David and Leigh Smith

1-2:00 p.m. - David and Leigh Smith of St. Albans assume the baton. David whistles and notes, "I've never seen so many people on Church Street."

It's a day of graduations, Kids' Parade, friends getting together - underneath the canopy of a brilliant blue sky.

Leigh had determined that it may be others' gift to search for Satan's stamp and to speak out against it, but today she is focused on finding where God is bursting out and to celebrate those things - in fact, "call out for more."

We start south on Church Street - florists' places spilling forth beautiful colors and varieties of flowers - the blend of nationalities, ages, interests, backgrounds - all over Church Street.

An old man pushes his wife in a wheelchair - she is covered with a red, white, and blue afghan. So much has happened in this city since 9/11. So much has happened since their day - World War II, Vietnam, Korea, Kuwait, now Iraq…

We pass a man blowing up balloons and shaping them into animals for children who pass by. Like Jesus, he laughs and the children want to come to him. He stoops low to talk to a very little person. He doesn't mind wearing a silly balloon hat. He also is covered in colors.

Festivity is calling God's name to come and play, come and bless; and God turns His handsome eyes, playful and adoring, on His bride.

We are bringing a gift to a friend - a son of the King - on King Street. We pass the VFW on So. Winooski Ave., and pray for veterans everywhere, that their meeting together would be a wholesome, helpful venture and made free from trauma and bitterness.

My husband remembers his brother, Doug, a Vietnam medic, who died.

On King Street, a lively yellow tent is for sale at a yard sale among multi-family houses. My husband considers it for our 12-year-old daughter. He buys a video, cheap - one he's been looking for, for a long time. God's lavish grace is present even at a yard sale. We celebrate the very nature of multi-family housing, and cities, the call of being close to one another, benefiting from each other, looking out over a glistening lake - the streaming water from God's throne.

His mercies are new every morning.

People are eating and drinking at many booths and roadside cafés. How many times, Jesus, did you sit with friends and enjoy the sun on your face, and a glass of wine? You are fasting from it, Lord, until you return - we are humbled at that.

We stand before the Merrill Lynch building - symbol of high finance - a bull. I prayed, Lord Jesus, wouldn't you be a bull Yourself in that china Shop? Come and have Your way among those whose joy is manna and not yet You.

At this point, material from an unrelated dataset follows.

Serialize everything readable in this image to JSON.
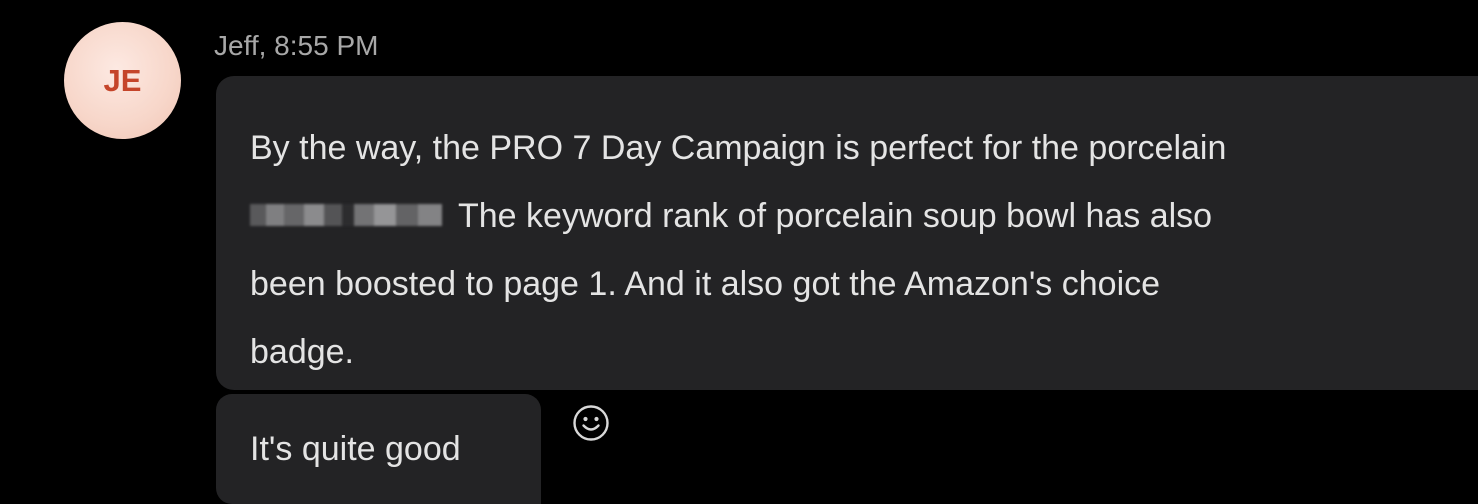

We pause at the County Courthouse where David notes Senator Leahy was a county official. We are sobered to pray for justice - especially for "the widows and orphans" - and for those who serve in government and law. I now work for an attorney who has represented clients in family court before a number of other attorneys whose offices we pass, one by one, down to the Lake.

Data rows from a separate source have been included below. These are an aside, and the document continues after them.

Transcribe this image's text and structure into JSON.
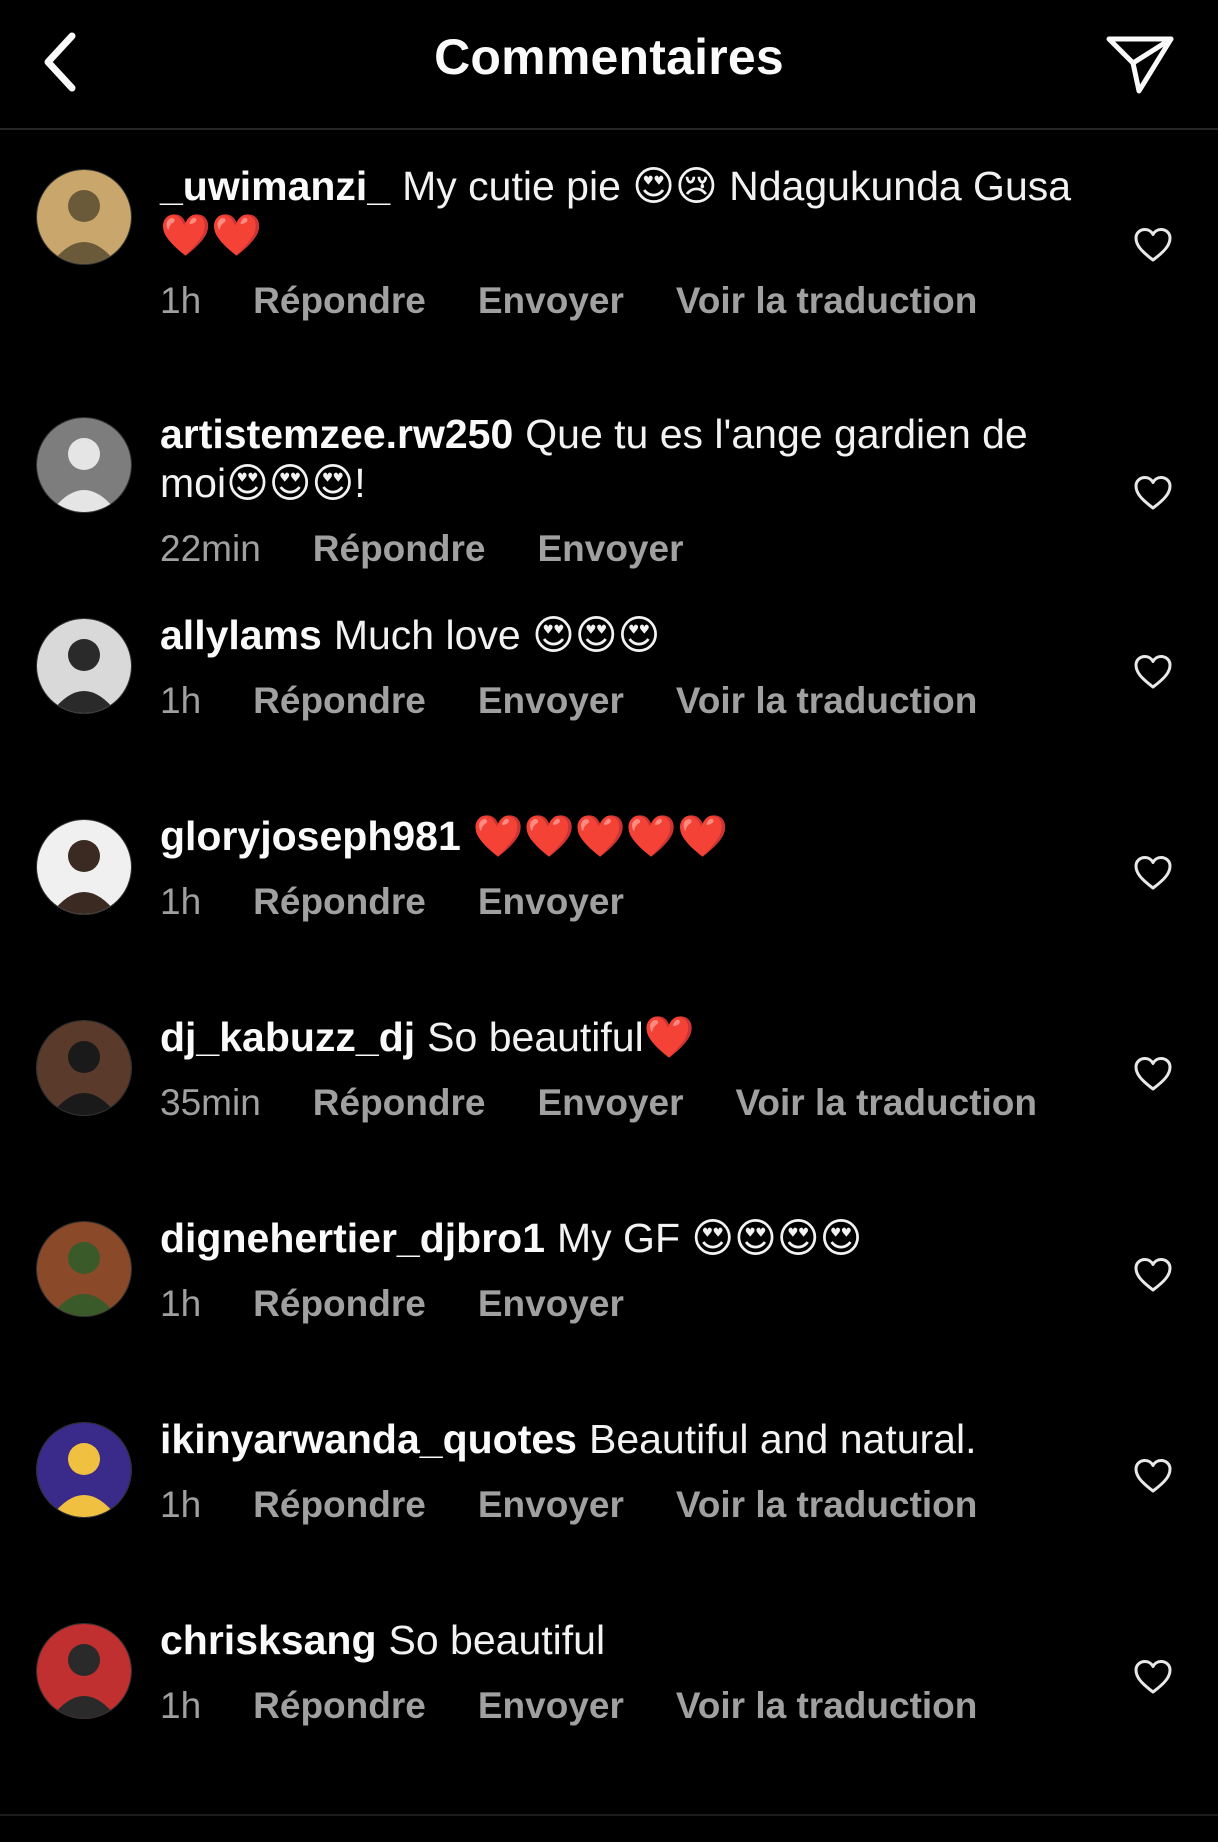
{
  "header": {
    "title": "Commentaires",
    "back_icon": "chevron-left-icon",
    "share_icon": "paper-plane-icon"
  },
  "actions": {
    "reply": "Répondre",
    "send": "Envoyer",
    "translate": "Voir la traduction"
  },
  "colors": {
    "background": "#000000",
    "text": "#f2f2f2",
    "meta": "#a0a0a0",
    "divider": "#262626"
  },
  "comments": [
    {
      "username": "_uwimanzi_",
      "text": "My cutie pie 😍😢 Ndagukunda Gusa ❤️❤️",
      "time": "1h",
      "show_translate": true
    },
    {
      "username": "artistemzee.rw250",
      "text": "Que tu es l'ange gardien de moi😍😍😍!",
      "time": "22min",
      "show_translate": false
    },
    {
      "username": "allylams",
      "text": "Much love 😍😍😍",
      "time": "1h",
      "show_translate": true
    },
    {
      "username": "gloryjoseph981",
      "text": "❤️❤️❤️❤️❤️",
      "time": "1h",
      "show_translate": false
    },
    {
      "username": "dj_kabuzz_dj",
      "text": "So beautiful❤️",
      "time": "35min",
      "show_translate": true
    },
    {
      "username": "dignehertier_djbro1",
      "text": "My GF 😍😍😍😍",
      "time": "1h",
      "show_translate": false
    },
    {
      "username": "ikinyarwanda_quotes",
      "text": "Beautiful and natural.",
      "time": "1h",
      "show_translate": true
    },
    {
      "username": "chrisksang",
      "text": "So beautiful",
      "time": "1h",
      "show_translate": true
    }
  ]
}
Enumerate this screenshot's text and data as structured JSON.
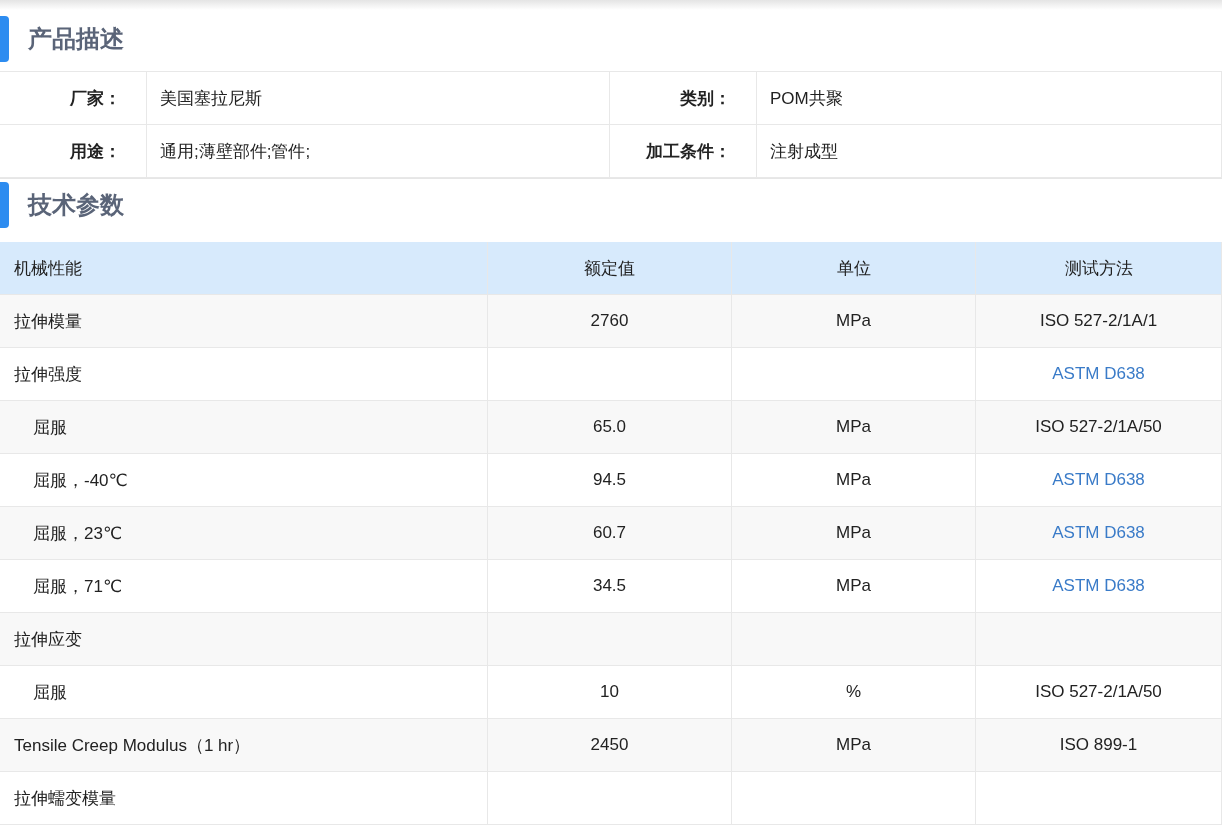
{
  "description": {
    "title": "产品描述",
    "rows": [
      [
        {
          "label": "厂家：",
          "value": "美国塞拉尼斯"
        },
        {
          "label": "类别：",
          "value": "POM共聚"
        }
      ],
      [
        {
          "label": "用途：",
          "value": "通用;薄壁部件;管件;"
        },
        {
          "label": "加工条件：",
          "value": "注射成型"
        }
      ]
    ]
  },
  "parameters": {
    "title": "技术参数",
    "columns": [
      "机械性能",
      "额定值",
      "单位",
      "测试方法"
    ],
    "rows": [
      {
        "property": "拉伸模量",
        "value": "2760",
        "unit": "MPa",
        "method": "ISO 527-2/1A/1",
        "method_link": false
      },
      {
        "property": "拉伸强度",
        "method": "ASTM D638",
        "method_link": true,
        "children": [
          {
            "property": "屈服",
            "value": "65.0",
            "unit": "MPa",
            "method": "ISO 527-2/1A/50",
            "method_link": false
          },
          {
            "property": "屈服，-40℃",
            "value": "94.5",
            "unit": "MPa",
            "method": "ASTM D638",
            "method_link": true
          },
          {
            "property": "屈服，23℃",
            "value": "60.7",
            "unit": "MPa",
            "method": "ASTM D638",
            "method_link": true
          },
          {
            "property": "屈服，71℃",
            "value": "34.5",
            "unit": "MPa",
            "method": "ASTM D638",
            "method_link": true
          }
        ]
      },
      {
        "property": "拉伸应变",
        "children": [
          {
            "property": "屈服",
            "value": "10",
            "unit": "%",
            "method": "ISO 527-2/1A/50",
            "method_link": false
          }
        ]
      },
      {
        "property": "Tensile Creep Modulus（1 hr）",
        "value": "2450",
        "unit": "MPa",
        "method": "ISO 899-1",
        "method_link": false
      },
      {
        "property": "拉伸蠕变模量"
      }
    ]
  }
}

They make beaucoup bucks.

But You can turn it around in a second, Lord. They might have a 9/11 of their own. They might have a night where You wash their feet, and their faces are sunk in their hands, not able to take in such meekness and majesty.

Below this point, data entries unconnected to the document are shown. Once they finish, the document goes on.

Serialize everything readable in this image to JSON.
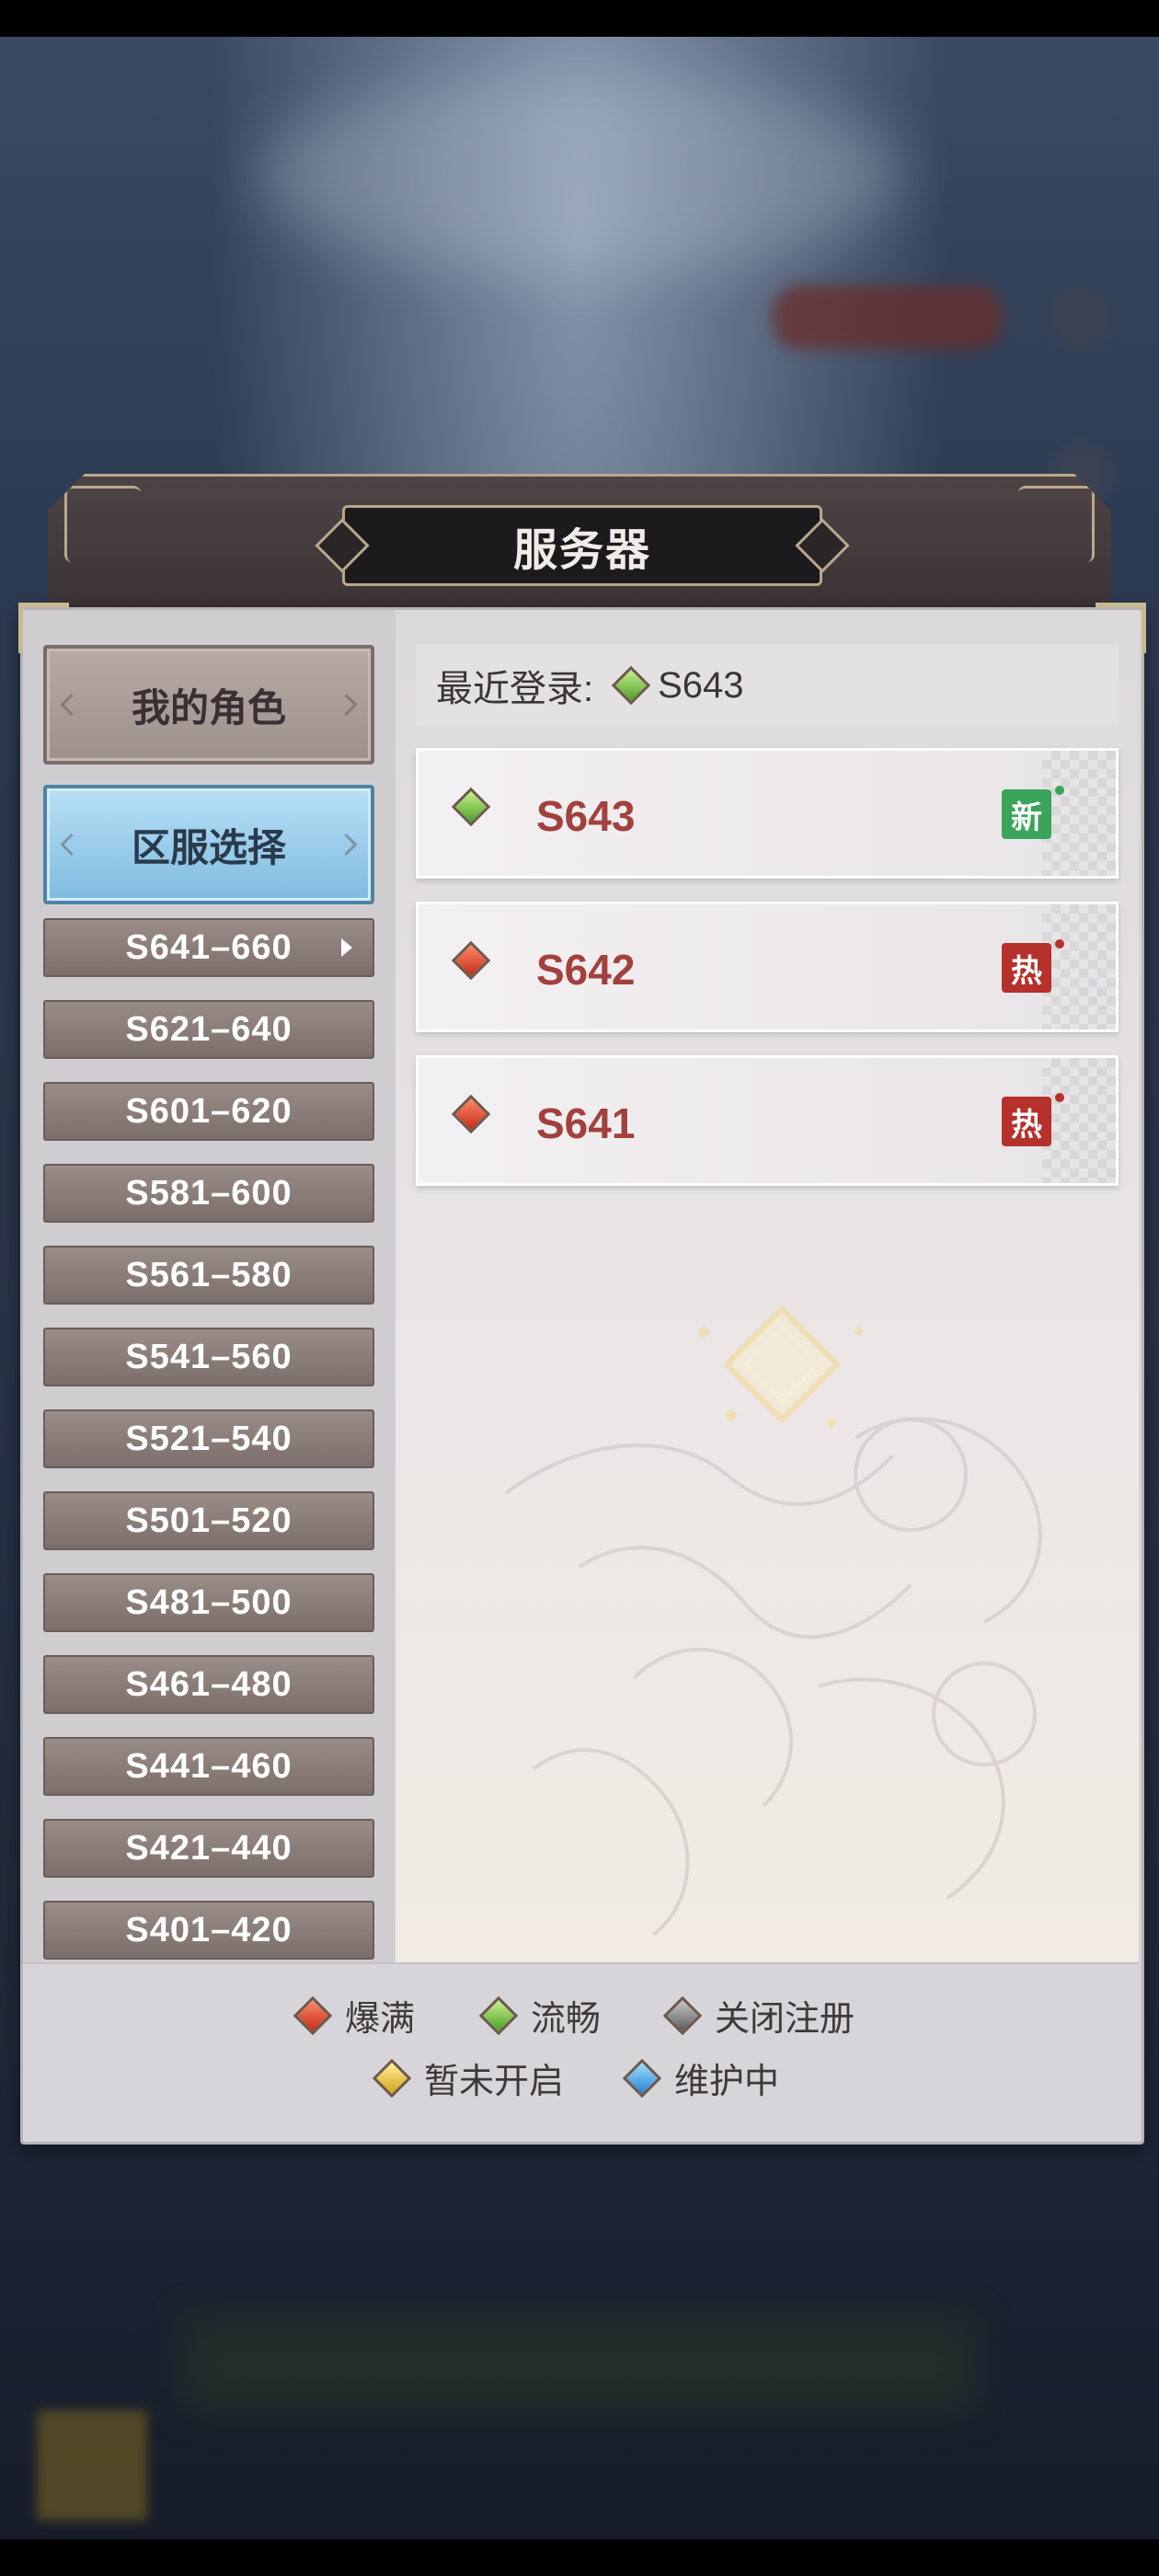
{
  "dialog": {
    "title": "服务器"
  },
  "sidebar": {
    "my_role": "我的角色",
    "region_select": "区服选择",
    "ranges": [
      "S641–660",
      "S621–640",
      "S601–620",
      "S581–600",
      "S561–580",
      "S541–560",
      "S521–540",
      "S501–520",
      "S481–500",
      "S461–480",
      "S441–460",
      "S421–440",
      "S401–420"
    ]
  },
  "recent": {
    "label": "最近登录:",
    "server": "S643",
    "gem_color": "green"
  },
  "servers": [
    {
      "name": "S643",
      "status": "green",
      "tag": "新",
      "tag_type": "new"
    },
    {
      "name": "S642",
      "status": "red",
      "tag": "热",
      "tag_type": "hot"
    },
    {
      "name": "S641",
      "status": "red",
      "tag": "热",
      "tag_type": "hot"
    }
  ],
  "legend": [
    {
      "label": "爆满",
      "color": "red"
    },
    {
      "label": "流畅",
      "color": "green"
    },
    {
      "label": "关闭注册",
      "color": "gray"
    },
    {
      "label": "暂未开启",
      "color": "yellow"
    },
    {
      "label": "维护中",
      "color": "blue"
    }
  ],
  "colors": {
    "server_name": "#a2403e",
    "range_button": "#8a7c78",
    "region_select_active": "#9ccfee",
    "tag_new": "#3aa45a",
    "tag_hot": "#b6302c"
  }
}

Kids are in strollers, on bikes, in dazzling outfits, in backpacked arrangements on their parents' shoulders, as they come up from the waterfront.

We pass an infant crying, "Ah-ooooh, ah-ooooh," who reminds us of Patience.

We pass a tiny girl dressed as a butterfly, with ringlets of black curls.

We pass a woman who shouts gleefully to an older man, "We're all kids today!"

And, we are.

"Come and feed Your lambs."

At the Radisson we pause, remembering a murder known to us here. We pray the residue of crime might be cleansed - Your own blood does it, Lord, and this would be a wonderful meeting ground of people coming, and going, and finding rest and retreat while overlooking the Lake to our sister, New York.

2:20 p.m. - We continue to be baffled by the artwork south of Battery Park. "Is that art, or did they just refuse to fix it?" Dave asks with half a smile.

Walking up from Battery along Pearl St. Leigh reflects on the days of "March for Jesus" - we are swimming against the direction of a flow of worshippers along these same streets from 1994 - 2000. Her heart aches - "Will we never again see these streets flooded with Christians singing Your praise, Lord Jesus?"

Everything seems red. A couple's twin T-shirts. Red tulips. Red cars. Red pickups. Red canopies. Red tulips, again. Your blood, Lord Jesus. Your sacrifice.

A little girl stops on a curb to tie her sneakers. A dollar bill lies before her - all she has and she feels very rich with it, a big grin on her face.

May we be content with what we have, Lord Jesus.

We look for areas to pause and pray and write in the sun. These Son-splashed areas are cause to celebrate and call for more.

We reflect on who is to follow us - a deacon in the Catholic church - a peacemaker, a healer - and a woman devoted to prayer, a Canadian, who has made this city her home and her calling. Their backgrounds will mingle in prayer that brings glory to further hours - soup without such curry is tasteless.

We love you, Jesus.

Turn Back Buttom